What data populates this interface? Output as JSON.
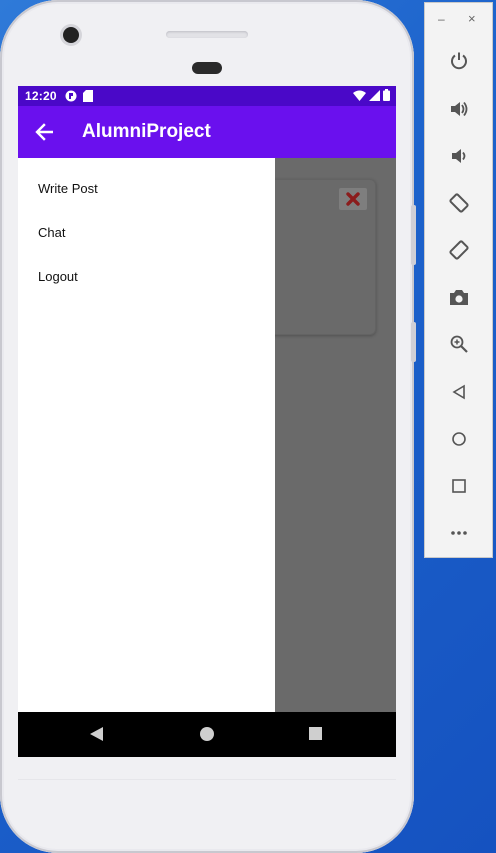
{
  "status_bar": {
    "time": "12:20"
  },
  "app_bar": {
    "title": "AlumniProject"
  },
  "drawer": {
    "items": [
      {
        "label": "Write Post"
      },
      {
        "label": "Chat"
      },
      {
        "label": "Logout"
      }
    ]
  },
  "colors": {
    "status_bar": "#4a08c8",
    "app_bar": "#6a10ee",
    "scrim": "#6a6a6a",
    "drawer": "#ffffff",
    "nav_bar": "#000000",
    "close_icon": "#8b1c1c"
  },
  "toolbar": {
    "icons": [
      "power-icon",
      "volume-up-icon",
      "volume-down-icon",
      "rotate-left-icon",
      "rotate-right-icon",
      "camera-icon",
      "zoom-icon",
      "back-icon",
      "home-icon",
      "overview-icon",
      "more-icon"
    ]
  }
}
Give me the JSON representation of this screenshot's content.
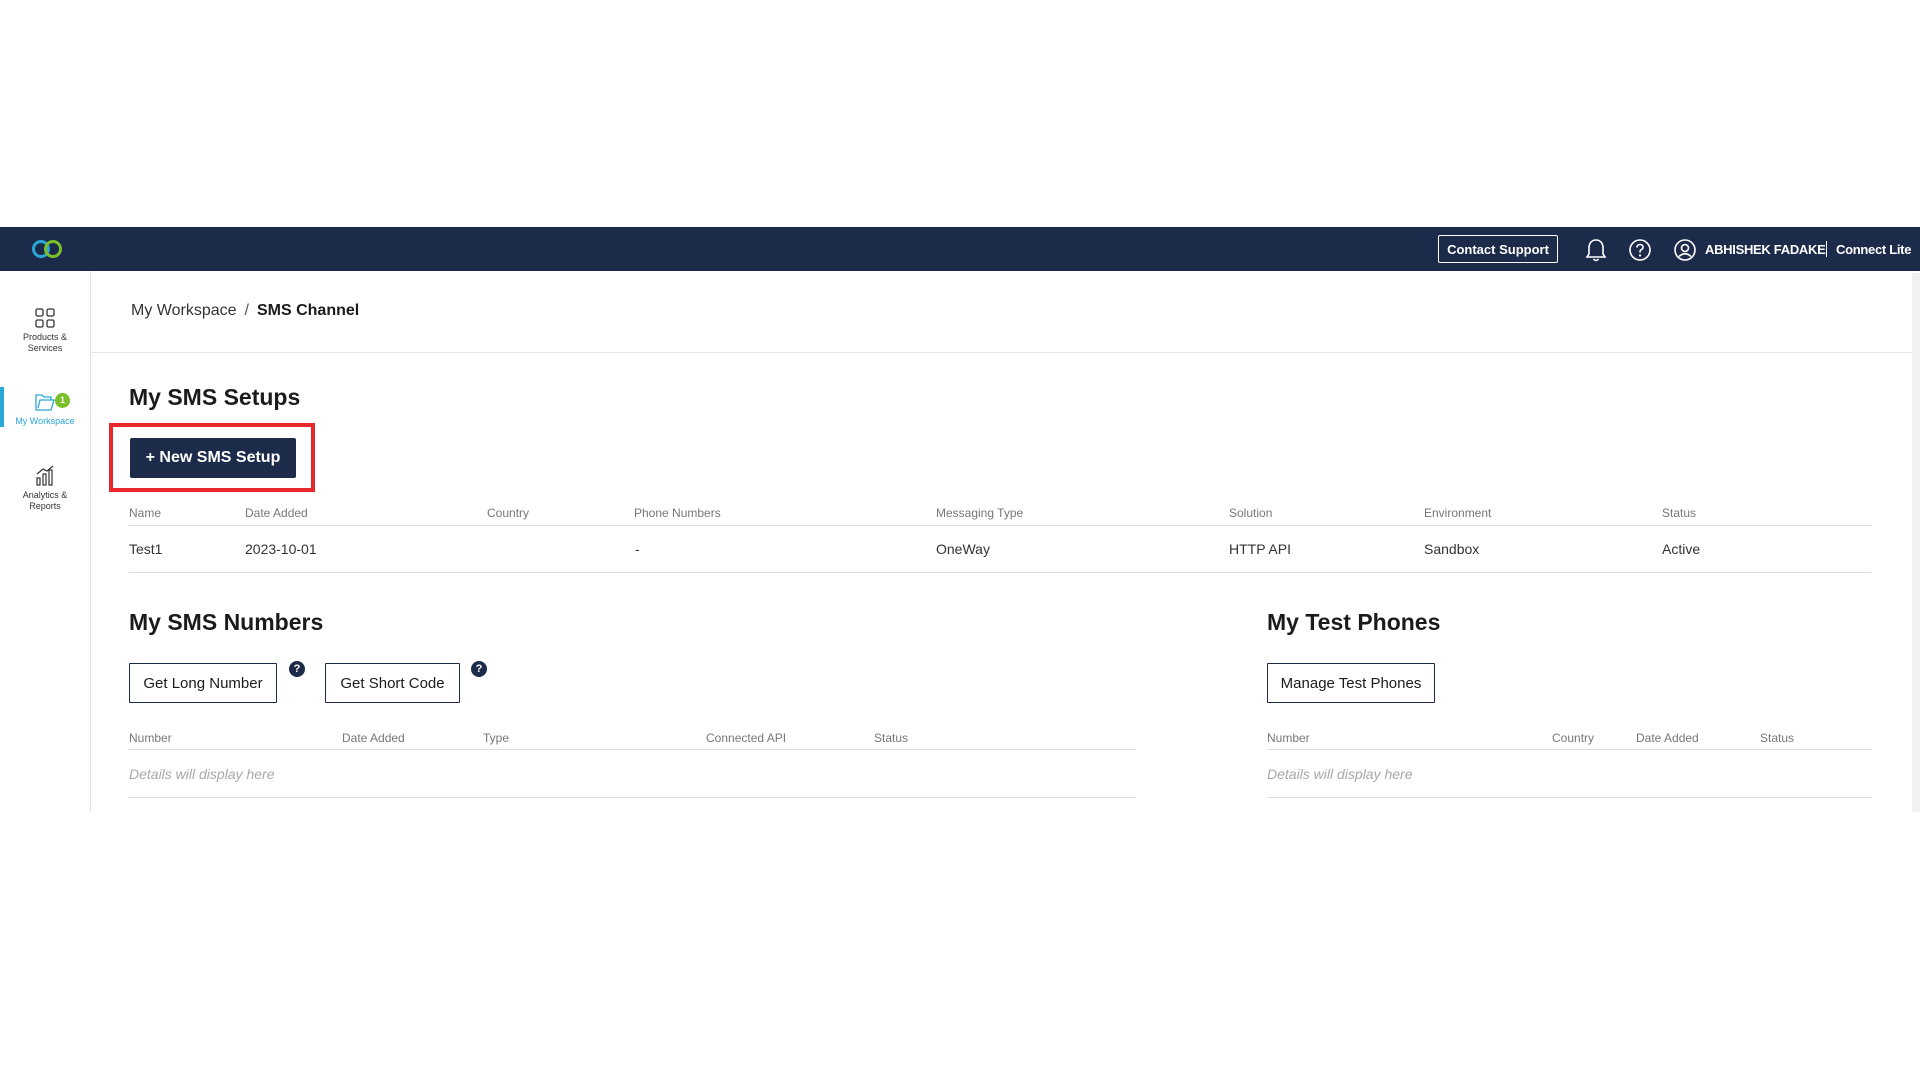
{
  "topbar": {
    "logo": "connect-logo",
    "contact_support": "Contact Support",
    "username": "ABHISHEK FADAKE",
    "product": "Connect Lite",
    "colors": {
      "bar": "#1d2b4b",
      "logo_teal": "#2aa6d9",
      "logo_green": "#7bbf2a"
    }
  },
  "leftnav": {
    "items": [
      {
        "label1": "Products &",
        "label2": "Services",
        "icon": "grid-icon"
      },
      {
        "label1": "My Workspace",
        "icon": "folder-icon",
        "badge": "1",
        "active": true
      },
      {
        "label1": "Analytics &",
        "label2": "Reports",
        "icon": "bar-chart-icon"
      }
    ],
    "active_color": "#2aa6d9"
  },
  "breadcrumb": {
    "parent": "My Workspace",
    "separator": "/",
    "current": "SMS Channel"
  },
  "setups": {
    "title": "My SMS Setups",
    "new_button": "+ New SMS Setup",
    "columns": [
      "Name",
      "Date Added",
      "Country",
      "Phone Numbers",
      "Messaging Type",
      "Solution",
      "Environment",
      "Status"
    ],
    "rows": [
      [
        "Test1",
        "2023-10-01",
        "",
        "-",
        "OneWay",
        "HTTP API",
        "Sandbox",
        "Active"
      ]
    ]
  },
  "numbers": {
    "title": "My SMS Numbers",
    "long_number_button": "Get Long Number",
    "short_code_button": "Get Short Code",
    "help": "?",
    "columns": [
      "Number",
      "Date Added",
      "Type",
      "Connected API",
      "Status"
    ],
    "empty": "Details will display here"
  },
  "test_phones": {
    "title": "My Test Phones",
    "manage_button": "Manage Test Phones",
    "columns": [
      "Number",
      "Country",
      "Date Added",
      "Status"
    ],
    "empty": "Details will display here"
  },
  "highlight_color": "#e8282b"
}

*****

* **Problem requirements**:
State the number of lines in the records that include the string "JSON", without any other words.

* **Result of the exercise**:
2